With an every-growing global population, food security is equally prominent on our agenda.  The Jameel Water and Food Systems lab at MIT (J-WAFS), co-founded by Community Jameel in 2014, drives research and innovation to solve urgent food system challenges.  Another Community Jameel/MIT collaboration, the Abdul Latif Jameel Poverty Action Lab (J-PAL), promotes the virtues of science-based policymaking to combat the scourge of global poverty.

Fady Jameel
Deputy President & Vice Chairman
Abdul Latif Jameel

“If 2023 has proven anything it is that risk, far from being static, is an ever-evolving concept,” says Fady Jameel, Deputy President and Vice Chairman, International, Abdul Latif Jameel.  

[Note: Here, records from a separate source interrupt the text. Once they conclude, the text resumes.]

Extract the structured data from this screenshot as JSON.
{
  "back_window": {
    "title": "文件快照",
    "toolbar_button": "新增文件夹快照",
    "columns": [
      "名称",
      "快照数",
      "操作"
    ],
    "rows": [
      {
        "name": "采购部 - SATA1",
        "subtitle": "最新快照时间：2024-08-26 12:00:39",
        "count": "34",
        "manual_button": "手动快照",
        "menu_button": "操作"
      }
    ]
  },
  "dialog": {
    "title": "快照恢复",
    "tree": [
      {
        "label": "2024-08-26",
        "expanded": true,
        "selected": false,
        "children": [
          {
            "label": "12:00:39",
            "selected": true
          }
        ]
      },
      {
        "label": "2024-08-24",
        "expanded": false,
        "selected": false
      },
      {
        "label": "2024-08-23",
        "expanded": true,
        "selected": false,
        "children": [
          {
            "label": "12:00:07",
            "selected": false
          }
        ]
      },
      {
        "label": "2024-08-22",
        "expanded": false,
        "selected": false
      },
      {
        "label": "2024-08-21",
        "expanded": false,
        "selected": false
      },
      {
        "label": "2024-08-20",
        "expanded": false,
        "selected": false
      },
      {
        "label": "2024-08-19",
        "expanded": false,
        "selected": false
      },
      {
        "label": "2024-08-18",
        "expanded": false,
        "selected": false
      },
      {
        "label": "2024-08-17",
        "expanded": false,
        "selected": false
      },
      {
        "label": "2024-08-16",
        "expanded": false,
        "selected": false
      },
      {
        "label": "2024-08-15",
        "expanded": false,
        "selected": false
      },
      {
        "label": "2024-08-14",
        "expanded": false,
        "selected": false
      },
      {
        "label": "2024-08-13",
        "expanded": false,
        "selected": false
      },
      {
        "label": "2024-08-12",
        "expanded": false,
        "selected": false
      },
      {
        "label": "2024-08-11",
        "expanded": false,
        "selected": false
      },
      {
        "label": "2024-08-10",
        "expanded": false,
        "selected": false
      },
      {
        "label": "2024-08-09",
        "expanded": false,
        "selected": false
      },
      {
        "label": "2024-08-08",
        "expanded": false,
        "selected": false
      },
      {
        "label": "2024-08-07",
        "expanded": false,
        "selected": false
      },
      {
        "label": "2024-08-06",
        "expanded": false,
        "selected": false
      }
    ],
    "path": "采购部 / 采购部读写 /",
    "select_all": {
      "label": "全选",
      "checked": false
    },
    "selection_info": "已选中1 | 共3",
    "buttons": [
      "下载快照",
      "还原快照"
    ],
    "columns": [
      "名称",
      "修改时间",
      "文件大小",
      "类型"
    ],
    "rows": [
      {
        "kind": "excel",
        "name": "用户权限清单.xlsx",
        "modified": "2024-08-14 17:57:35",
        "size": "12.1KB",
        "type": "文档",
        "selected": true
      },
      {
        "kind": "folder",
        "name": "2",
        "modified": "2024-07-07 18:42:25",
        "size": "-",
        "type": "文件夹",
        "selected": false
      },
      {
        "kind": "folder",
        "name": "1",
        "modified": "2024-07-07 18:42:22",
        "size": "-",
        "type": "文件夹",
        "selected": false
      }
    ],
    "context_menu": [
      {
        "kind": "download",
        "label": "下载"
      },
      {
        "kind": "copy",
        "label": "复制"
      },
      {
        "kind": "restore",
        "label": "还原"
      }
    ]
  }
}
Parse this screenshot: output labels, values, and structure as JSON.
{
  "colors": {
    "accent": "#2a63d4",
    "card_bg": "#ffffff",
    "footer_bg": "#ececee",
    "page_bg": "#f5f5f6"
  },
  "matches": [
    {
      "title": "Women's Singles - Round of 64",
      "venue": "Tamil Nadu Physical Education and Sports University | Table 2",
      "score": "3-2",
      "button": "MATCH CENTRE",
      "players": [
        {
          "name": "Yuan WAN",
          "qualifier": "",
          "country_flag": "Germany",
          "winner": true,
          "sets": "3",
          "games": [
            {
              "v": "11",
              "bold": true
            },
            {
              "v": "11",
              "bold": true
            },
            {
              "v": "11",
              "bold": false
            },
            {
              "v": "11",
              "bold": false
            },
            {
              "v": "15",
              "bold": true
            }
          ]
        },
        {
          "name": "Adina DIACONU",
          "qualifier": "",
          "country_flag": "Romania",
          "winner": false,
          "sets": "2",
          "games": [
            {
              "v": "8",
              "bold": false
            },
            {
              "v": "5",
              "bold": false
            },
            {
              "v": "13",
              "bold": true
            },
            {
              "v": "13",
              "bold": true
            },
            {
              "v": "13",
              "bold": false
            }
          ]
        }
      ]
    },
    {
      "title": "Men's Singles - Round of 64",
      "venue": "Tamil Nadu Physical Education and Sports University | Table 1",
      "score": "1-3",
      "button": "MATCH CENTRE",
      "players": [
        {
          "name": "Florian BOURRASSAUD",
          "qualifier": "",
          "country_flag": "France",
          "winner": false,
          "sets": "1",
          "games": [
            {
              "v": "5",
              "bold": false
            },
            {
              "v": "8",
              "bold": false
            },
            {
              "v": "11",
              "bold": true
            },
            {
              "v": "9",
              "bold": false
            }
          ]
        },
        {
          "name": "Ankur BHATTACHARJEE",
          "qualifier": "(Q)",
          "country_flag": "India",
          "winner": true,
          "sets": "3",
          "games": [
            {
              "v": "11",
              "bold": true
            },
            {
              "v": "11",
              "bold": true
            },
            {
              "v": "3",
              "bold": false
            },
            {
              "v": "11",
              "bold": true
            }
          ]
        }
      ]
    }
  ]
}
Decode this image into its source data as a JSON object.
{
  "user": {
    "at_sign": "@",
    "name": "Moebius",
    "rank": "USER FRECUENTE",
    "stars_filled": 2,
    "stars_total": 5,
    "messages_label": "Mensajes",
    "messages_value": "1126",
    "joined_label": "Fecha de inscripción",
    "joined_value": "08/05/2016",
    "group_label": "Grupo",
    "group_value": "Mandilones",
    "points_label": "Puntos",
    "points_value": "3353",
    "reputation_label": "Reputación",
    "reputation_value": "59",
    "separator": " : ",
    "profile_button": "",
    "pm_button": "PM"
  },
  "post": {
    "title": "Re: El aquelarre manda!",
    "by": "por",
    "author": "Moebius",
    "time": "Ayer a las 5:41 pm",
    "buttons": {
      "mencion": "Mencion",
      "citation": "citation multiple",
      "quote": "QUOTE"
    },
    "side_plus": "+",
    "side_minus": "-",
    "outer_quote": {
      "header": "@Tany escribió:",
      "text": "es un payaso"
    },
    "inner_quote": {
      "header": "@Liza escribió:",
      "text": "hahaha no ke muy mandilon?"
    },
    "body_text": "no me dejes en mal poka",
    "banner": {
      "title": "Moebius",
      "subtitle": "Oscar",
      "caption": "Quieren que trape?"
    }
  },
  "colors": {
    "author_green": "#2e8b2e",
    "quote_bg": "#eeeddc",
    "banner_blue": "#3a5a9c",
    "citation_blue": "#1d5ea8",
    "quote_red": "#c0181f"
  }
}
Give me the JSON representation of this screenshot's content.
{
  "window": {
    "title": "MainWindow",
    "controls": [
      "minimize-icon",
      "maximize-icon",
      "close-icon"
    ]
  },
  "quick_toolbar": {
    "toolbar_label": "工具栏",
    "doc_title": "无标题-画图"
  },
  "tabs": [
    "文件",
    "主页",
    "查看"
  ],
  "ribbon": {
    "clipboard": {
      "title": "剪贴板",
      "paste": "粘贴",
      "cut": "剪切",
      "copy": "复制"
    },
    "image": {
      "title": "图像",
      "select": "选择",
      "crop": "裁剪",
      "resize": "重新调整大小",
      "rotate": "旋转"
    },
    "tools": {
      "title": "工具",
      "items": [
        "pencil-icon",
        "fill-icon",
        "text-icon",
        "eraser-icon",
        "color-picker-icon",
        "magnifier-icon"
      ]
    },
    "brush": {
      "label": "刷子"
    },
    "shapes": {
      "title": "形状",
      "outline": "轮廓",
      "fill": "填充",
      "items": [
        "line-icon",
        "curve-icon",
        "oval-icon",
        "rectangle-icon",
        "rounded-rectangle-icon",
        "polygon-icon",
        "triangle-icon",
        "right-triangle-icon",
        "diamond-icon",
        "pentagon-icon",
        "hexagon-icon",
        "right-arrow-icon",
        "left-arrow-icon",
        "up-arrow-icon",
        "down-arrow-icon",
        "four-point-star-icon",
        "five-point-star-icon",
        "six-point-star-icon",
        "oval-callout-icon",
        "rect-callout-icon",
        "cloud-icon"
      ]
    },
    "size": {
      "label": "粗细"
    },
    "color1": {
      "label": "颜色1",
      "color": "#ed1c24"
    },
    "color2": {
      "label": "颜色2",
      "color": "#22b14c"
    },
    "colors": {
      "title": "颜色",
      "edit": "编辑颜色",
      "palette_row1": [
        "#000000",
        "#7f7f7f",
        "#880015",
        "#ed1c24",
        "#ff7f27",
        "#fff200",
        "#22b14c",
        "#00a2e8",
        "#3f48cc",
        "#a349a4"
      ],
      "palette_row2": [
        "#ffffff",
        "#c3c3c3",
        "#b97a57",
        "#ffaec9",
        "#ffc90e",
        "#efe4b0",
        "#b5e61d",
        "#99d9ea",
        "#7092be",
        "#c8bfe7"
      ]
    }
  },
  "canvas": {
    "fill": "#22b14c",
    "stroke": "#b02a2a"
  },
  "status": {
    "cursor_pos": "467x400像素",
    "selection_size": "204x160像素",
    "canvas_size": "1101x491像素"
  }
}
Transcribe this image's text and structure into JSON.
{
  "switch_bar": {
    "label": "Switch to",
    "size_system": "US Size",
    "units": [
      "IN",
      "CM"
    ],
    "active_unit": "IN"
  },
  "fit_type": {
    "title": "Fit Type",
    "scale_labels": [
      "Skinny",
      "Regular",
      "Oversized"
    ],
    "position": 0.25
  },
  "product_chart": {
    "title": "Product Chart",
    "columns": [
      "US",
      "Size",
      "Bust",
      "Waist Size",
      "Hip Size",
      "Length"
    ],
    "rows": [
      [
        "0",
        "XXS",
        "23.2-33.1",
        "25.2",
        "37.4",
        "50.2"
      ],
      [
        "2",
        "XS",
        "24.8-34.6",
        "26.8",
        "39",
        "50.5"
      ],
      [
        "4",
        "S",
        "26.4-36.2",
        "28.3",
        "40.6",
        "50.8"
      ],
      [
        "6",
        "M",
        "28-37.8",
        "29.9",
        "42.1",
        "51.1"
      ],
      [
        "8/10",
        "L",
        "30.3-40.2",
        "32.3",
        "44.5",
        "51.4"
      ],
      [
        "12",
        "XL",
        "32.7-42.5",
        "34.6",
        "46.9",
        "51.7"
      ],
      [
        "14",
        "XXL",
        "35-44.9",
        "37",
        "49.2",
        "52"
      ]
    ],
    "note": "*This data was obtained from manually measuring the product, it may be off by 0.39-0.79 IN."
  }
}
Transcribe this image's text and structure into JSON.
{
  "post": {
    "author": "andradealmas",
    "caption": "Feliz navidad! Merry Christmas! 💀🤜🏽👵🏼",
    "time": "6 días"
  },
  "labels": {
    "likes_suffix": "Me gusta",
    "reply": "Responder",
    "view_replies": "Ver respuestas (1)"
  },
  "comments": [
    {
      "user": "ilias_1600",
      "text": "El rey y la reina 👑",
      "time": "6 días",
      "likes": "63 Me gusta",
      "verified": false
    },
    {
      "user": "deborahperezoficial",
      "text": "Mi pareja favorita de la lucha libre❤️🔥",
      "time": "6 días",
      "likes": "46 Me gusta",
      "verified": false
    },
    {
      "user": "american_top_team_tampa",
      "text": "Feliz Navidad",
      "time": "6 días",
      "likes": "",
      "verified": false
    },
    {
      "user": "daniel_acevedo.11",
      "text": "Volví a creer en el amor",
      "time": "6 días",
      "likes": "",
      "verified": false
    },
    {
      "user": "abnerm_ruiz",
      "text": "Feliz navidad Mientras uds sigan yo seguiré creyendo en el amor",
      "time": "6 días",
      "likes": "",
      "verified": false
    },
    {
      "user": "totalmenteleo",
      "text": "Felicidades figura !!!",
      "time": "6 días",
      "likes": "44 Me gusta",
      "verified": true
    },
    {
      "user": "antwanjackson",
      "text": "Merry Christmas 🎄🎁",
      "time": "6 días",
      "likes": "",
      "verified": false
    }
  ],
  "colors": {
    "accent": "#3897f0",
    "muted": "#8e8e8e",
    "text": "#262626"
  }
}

“The latest WEF Global Risks Report is astute in focusing on climate breakdown and the rise of hostile AI, but already its respondents might feel caught unawares by the sudden rise in armed conflict globally.

“This turbulence, however, is no reason to jettison entirely the idea of forecasting risk.  

The coming year will bring its own perils, its own challenges, its own revelatory data.  Far from surrendering to a chaotic world, the onus is on us to counter the meta-threat of global warming with renewed vigor, while targeting the kind of global cohesion that fosters stability and coordinated action.”

Our shared awareness of the challenges lying ahead motivate these initiatives to build a safer, fairer world for generations to come.  Those who inherit the Earth will face unique risks of their own, and the examples we set now will echo long into the future.

[1] https://www.theguardian.com/us-news/2024/jan/03/2023-hottest-year-on-record-fossil-fuel-climate-crisis

[2] https://www.bbc.co.uk/news/world-middle-east-67972962

[3] https://www.theguardian.com/technology/2023/may/05/geoffrey-hinton-godfather-of-ai-fears-for-humanity

[4] https://www.weforum.org/publications/global-risks-report-2024/

[5] https://www.forbesindia.com/article/explainers/top-10-largest-economies-in-the-world/86159/1

[6] https://time.com/6550920/world-elections-2024/

[7] https://www.worldbank.org/en/news/press-release/2021/09/13/climate-change-could-force-216-million-people-to-migrate-within-their-own-countries-by-2050

[8] https://www.pnas.org/doi/10.1073/pnas.1910114117

[9] https://www.bbc.com/future/article/20221117-how-borders-might-change-to-cope-with-climate-migration

[10] https://www3.weforum.org/docs/WEF_The_Global_Risks_Report_2024.pdf

[11] https://www3.weforum.org/docs/WEF_The_Global_Risks_Report_2024.pdf

[12] https://www3.weforum.org/docs/WEF_The_Global_Risks_Report_2024.pdf

[13] https://www.theguardian.com/environment/2023/may/17/global-heating-climate-crisis-record-temperatures-wmo-research

[14] https://www3.weforum.org/docs/WEF_The_Global_Risks_Report_2024.pdf

[15] https://climatenetwork.org/

[16] https://www.unicef.org/wash/water-scarcity